The government is entitled to set off, pursuant to 28 U.S.C. § 1503 (1964), the amount of $44,080 due the government from plaintiff by reason of the judgment recovered by the government against the plaintiff in the United States District Court for the Eastern District of Michigan, together with interest thereon, against any amount for which the government may be liable to the plaintiff.
The plaintiff has asked us to issue an order requiring the defendant to remove the armor plate from its plant. This court does not have jurisdiction of such a request, and is without authority to issue a mandatory order granting equitable relief of this kind. United States v. Jones, 131 U.S. 1, 9 S. Ct. 669, 33 L. Ed. 90 (1889).
The motion of plaintiff Algonac for partial summary judgment for storage charges of government-furnished armor plate in connection with the ninth contract is granted for the period from February 21, 1961, to March 9, 1965, without interest, subject to defendant's offset of $44,080 with legal interest thereon from October 15, 1958. This part of the case is remanded to the trial commissioner for a determination under Rule 131(c) (2) of this court of the amount of said plaintiff's recovery.
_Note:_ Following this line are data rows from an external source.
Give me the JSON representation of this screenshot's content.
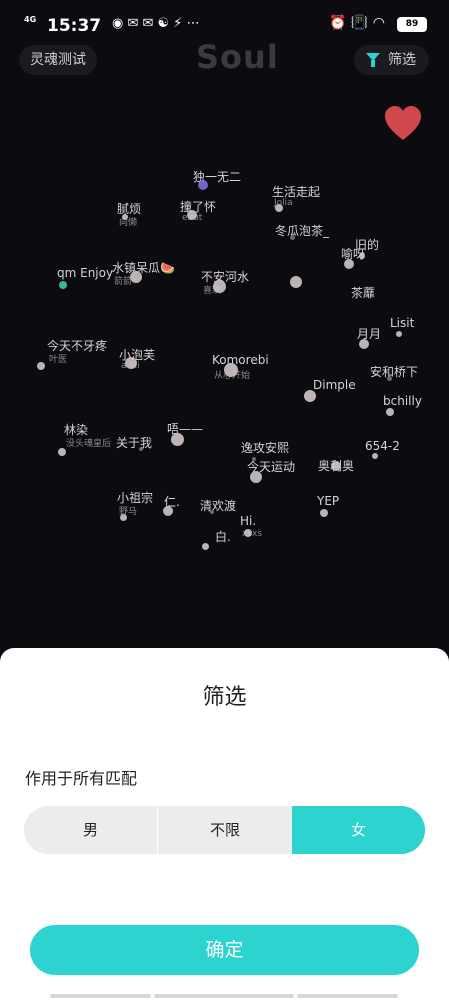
{
  "status": {
    "time": "15:37",
    "network": "4G",
    "battery": "89"
  },
  "header": {
    "left_pill": "灵魂测试",
    "logo": "Soul",
    "filter_label": "筛选"
  },
  "planets": [
    {
      "label": "独一无二",
      "sub": "",
      "sub2": "",
      "color": "#7a6fe0"
    },
    {
      "label": "撞了怀",
      "sub": "eaut",
      "sub2": "",
      "color": "#cfc6c6"
    },
    {
      "label": "生活走起",
      "sub": "Jolia",
      "sub2": "",
      "color": "#cfc6c6"
    },
    {
      "label": "腻烦",
      "sub": "向懒",
      "sub2": "",
      "color": "#cfc6c6"
    },
    {
      "label": "冬瓜泡茶_",
      "sub": "",
      "sub2": "",
      "color": "#cfc6c6"
    },
    {
      "label": "旧的",
      "sub": "",
      "sub2": "",
      "color": "#cfc6c6"
    },
    {
      "label": "喻呀",
      "sub": "",
      "sub2": "",
      "color": "#cfc6c6"
    },
    {
      "label": "qm Enjoy",
      "sub": "",
      "sub2": "",
      "color": "#3ecf9a"
    },
    {
      "label": "水镇呆瓜🍉",
      "sub": "箭箭",
      "sub2": "",
      "color": "#cfc6c6"
    },
    {
      "label": "不安河水",
      "sub": "喜欢",
      "sub2": "",
      "color": "#cfc6c6"
    },
    {
      "label": "茶蘼",
      "sub": "",
      "sub2": "",
      "color": "#cfc6c6"
    },
    {
      "label": "月月",
      "sub": "",
      "sub2": "",
      "color": "#cfc6c6"
    },
    {
      "label": "Lisit",
      "sub": "",
      "sub2": "",
      "color": "#cfc6c6"
    },
    {
      "label": "今天不牙疼",
      "sub": "叶医",
      "sub2": "",
      "color": "#cfc6c6"
    },
    {
      "label": "小泡芙",
      "sub": "a Mi",
      "sub2": "",
      "color": "#cfc6c6"
    },
    {
      "label": "Komorebi",
      "sub": "从心开始",
      "sub2": "",
      "color": "#cfc6c6"
    },
    {
      "label": "安和桥下",
      "sub": "",
      "sub2": "",
      "color": "#cfc6c6"
    },
    {
      "label": "Dimple",
      "sub": "",
      "sub2": "",
      "color": "#cfc6c6"
    },
    {
      "label": "bchilly",
      "sub": "",
      "sub2": "",
      "color": "#cfc6c6"
    },
    {
      "label": "林染",
      "sub": "没头魂皇后",
      "sub2": "",
      "color": "#cfc6c6"
    },
    {
      "label": "关于我",
      "sub": "",
      "sub2": "",
      "color": "#cfc6c6"
    },
    {
      "label": "唔——",
      "sub": "",
      "sub2": "",
      "color": "#cfc6c6"
    },
    {
      "label": "逸攻安熙",
      "sub": "",
      "sub2": "",
      "color": "#cfc6c6"
    },
    {
      "label": "654-2",
      "sub": "",
      "sub2": "",
      "color": "#cfc6c6"
    },
    {
      "label": "今天运动",
      "sub": "",
      "sub2": "",
      "color": "#cfc6c6"
    },
    {
      "label": "奥利奥",
      "sub": "",
      "sub2": "",
      "color": "#cfc6c6"
    },
    {
      "label": "小祖宗",
      "sub": "野马",
      "sub2": "",
      "color": "#cfc6c6"
    },
    {
      "label": "仁.",
      "sub": "",
      "sub2": "",
      "color": "#cfc6c6"
    },
    {
      "label": "清欢渡",
      "sub": "",
      "sub2": "",
      "color": "#cfc6c6"
    },
    {
      "label": "YEP",
      "sub": "",
      "sub2": "",
      "color": "#cfc6c6"
    },
    {
      "label": "Hi.",
      "sub": "xsxs",
      "sub2": "",
      "color": "#cfc6c6"
    },
    {
      "label": "白.",
      "sub": "",
      "sub2": "",
      "color": "#cfc6c6"
    }
  ],
  "sheet": {
    "title": "筛选",
    "scope_label": "作用于所有匹配",
    "options": [
      "男",
      "不限",
      "女"
    ],
    "selected": "女",
    "confirm_label": "确定"
  },
  "colors": {
    "accent": "#2cd3cf",
    "heart": "#d0474c"
  }
}
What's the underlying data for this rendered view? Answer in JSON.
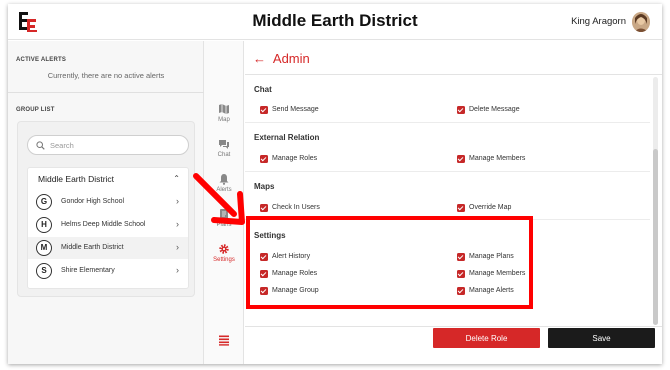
{
  "header": {
    "title": "Middle Earth District",
    "user_name": "King Aragorn"
  },
  "left_panel": {
    "active_alerts_title": "ACTIVE ALERTS",
    "no_alerts_message": "Currently, there are no active alerts",
    "group_list_title": "GROUP LIST",
    "search_placeholder": "Search",
    "district": {
      "name": "Middle Earth District",
      "schools": [
        {
          "initial": "G",
          "name": "Gondor High School",
          "active": false
        },
        {
          "initial": "H",
          "name": "Helms Deep Middle School",
          "active": false
        },
        {
          "initial": "M",
          "name": "Middle Earth District",
          "active": true
        },
        {
          "initial": "S",
          "name": "Shire Elementary",
          "active": false
        }
      ]
    }
  },
  "nav": {
    "items": [
      {
        "label": "Map",
        "icon": "map-icon"
      },
      {
        "label": "Chat",
        "icon": "chat-icon"
      },
      {
        "label": "Alerts",
        "icon": "alert-icon"
      },
      {
        "label": "Plans",
        "icon": "plans-icon"
      },
      {
        "label": "Settings",
        "icon": "gear-icon"
      }
    ],
    "bottom_icon": "list-icon"
  },
  "main": {
    "back_arrow": "←",
    "title": "Admin",
    "sections": [
      {
        "title": "Chat",
        "permissions": [
          "Send Message",
          "Delete Message"
        ]
      },
      {
        "title": "External Relation",
        "permissions": [
          "Manage Roles",
          "Manage Members"
        ]
      },
      {
        "title": "Maps",
        "permissions": [
          "Check In Users",
          "Override Map"
        ]
      },
      {
        "title": "Settings",
        "permissions": [
          "Alert History",
          "Manage Plans",
          "Manage Roles",
          "Manage Members",
          "Manage Group",
          "Manage Alerts"
        ]
      }
    ],
    "delete_button": "Delete Role",
    "save_button": "Save"
  },
  "colors": {
    "accent": "#d62828",
    "highlight": "#ff0000",
    "save_button": "#1b1b1b"
  }
}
The portion of said plaintiff's motion requesting the court to order defendant to remove the armor plate from said plaintiff's plant is denied; and plaintiff's request that the decision of the Renegotiation Board be reversed is denied.
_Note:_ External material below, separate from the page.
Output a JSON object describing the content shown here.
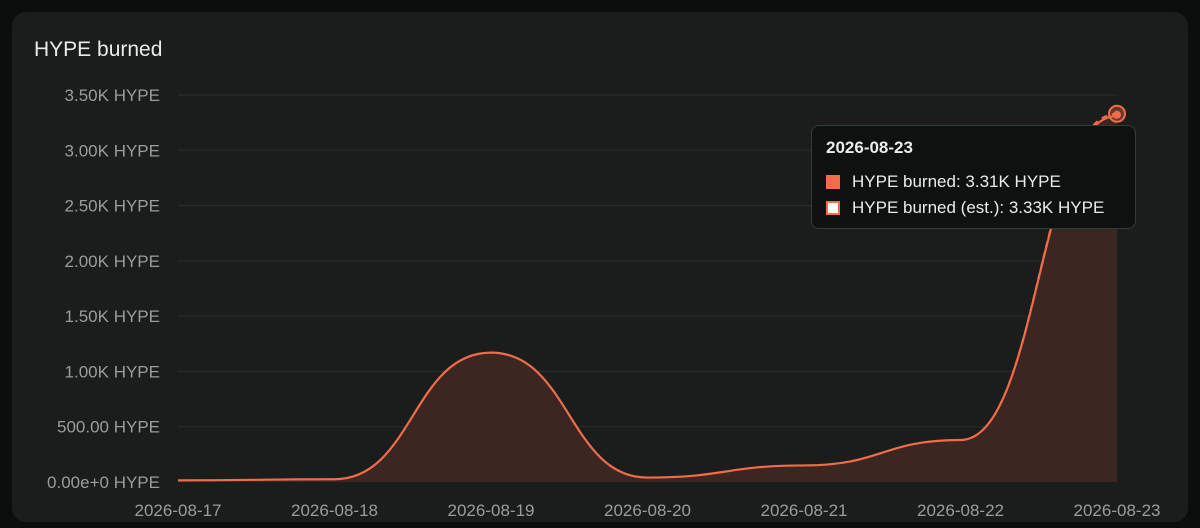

Defendant's motion for summary judgment as to the individual claims of plaintiff John A. Maxwell is granted and his petition is dismissed.
Defendant's motion for summary judgment that the decision of the ASBCA on the appeal of plaintiff Algonac Manufacturing Company involving the eight terminated contracts in ASBCA No. 1034 was neither arbitrary nor capricious, was supported by substantial evidence, was correct and should be affirmed, is granted and such decision is affirmed and said plaintiff's petition on this part of the case is dismissed.
Defendant's motion for summary judgment to the effect that it is entitled to offset the $44,080 judgment plus legal interest from October 15, 1958, which it has against plaintiff Algonac Manufacturing Company against any recovery herein by said plaintiff, is granted; and that portion of defendant's said motion that this court does not have jurisdiction of said plaintiff's request that we issue an order requiring defendant to remove its armor plate from plaintiff's plant is granted and that part of said plaintiff's petition is dismissed.
All other issues and contentions of the parties are hereby denied.
The contract numbers and dates of award are as follows:
Contract Number Date of Award 10179 6/20/52 10648 6/25/52 11393 6/26/52 11423 6/30/52 11688 6/30/52 12122 6/30/52 13468 9/12/52 13976 11/20/52
The opinion of the Court of Appeals, which discusses in detail the fraud prosecution, is reported in Maxwell v. United States, 277 F.2d 481 (6th Cir. 1960)
See letter from A. M. Stoepler, District Director, Internal Revenue Service, Detroit, Michigan, dated March 15, 1967 (Exhibit D-5)
See other cases cited in footnote 3, 369 F.2d at 732, 177 Ct. Cl. at 782
The money was paid to the Internal Revenue Service on January 6, 1967, to be applied on plaintiff's taxes
The plaintiff denies that the armor plate had been ground down in size and says that it is still in the same condition it was in when delivered
28 U.S.C. § 2501 (1964)
Baltimore & Ohio RR v. United States,supra, 261 U.S. at 597, 43 S. Ct. 425, 67 L. Ed. 816.